Facebook doesn’t make changes to things like its mission statement without lots of internal discussion. So it’s clear that the new one is about making the case that it’s about building unity rather than just being a place for people to share their ideas–no matter what those ideas may be. As Zuckerberg put it today, “We need to give people a voice to get a diversity of opinions out there, but we also need to build enough common ground so we can all make progress together. We need to stay connected with people we already know and care about, but we also need to meet new people with new perspectives. We need support from family and friends, but we also need to build communities to support us as well.”

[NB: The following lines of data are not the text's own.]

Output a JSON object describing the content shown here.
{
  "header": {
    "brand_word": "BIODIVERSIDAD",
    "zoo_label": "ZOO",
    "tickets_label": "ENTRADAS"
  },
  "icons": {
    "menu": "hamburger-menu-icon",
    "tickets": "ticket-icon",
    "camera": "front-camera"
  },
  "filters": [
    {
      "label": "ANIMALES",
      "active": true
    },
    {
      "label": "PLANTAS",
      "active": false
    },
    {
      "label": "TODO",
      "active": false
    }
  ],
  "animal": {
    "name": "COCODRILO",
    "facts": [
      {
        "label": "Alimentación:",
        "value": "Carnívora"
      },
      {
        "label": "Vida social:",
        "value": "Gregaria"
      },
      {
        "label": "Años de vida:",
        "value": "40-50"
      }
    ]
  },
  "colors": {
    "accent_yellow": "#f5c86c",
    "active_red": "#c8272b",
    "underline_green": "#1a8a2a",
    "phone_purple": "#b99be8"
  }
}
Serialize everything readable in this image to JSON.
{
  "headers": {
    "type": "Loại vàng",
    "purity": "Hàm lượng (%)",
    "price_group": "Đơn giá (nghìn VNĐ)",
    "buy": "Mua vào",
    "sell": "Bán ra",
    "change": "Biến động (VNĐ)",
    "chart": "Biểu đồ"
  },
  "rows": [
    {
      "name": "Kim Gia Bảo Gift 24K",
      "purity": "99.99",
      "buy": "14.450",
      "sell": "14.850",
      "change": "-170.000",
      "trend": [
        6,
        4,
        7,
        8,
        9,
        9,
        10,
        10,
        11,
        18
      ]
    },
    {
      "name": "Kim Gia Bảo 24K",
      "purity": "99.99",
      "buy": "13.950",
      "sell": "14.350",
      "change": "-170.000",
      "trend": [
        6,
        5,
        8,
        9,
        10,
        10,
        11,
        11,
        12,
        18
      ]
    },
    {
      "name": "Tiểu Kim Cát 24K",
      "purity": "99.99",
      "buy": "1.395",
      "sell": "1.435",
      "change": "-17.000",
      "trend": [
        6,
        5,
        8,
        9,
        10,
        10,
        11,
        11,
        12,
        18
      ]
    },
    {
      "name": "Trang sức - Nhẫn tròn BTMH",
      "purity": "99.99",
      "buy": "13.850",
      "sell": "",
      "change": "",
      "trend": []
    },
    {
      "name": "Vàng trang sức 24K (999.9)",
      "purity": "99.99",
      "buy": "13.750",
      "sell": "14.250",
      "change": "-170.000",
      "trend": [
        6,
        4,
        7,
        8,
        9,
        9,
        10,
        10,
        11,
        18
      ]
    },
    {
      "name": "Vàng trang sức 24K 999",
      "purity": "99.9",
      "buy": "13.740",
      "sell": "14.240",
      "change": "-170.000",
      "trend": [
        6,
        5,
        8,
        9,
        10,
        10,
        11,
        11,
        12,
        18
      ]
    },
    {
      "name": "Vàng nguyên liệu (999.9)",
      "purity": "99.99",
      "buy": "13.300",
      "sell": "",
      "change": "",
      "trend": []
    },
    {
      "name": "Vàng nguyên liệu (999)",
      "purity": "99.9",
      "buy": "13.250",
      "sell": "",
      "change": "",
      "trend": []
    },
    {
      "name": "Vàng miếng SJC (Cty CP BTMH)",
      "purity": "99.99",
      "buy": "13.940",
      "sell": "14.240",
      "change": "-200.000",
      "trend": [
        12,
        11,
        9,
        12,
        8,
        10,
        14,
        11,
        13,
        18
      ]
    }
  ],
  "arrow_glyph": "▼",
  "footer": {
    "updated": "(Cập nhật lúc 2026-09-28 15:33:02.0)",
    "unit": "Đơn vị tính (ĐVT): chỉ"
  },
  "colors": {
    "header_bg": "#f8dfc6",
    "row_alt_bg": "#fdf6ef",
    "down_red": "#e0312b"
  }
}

It’s a very optimistic message, and Facebook is going to have to do a lot to convince skeptics that it can be a force for positive change in a world that desperately needs one. It won’t be easy, and it won’t happen immediately. But as the largest community of people the world has ever seen, with nearly 2 billion active users, Facebook has the potential to be that change agent. “Our lives are all connected. In the next generation, our greatest opportunities and challenges we can only take on together–ending poverty, curing diseases, stopping climate change, spreading freedom and tolerance, stopping violence,” Zuck wrote. “No single group or even nation can do them alone.”DT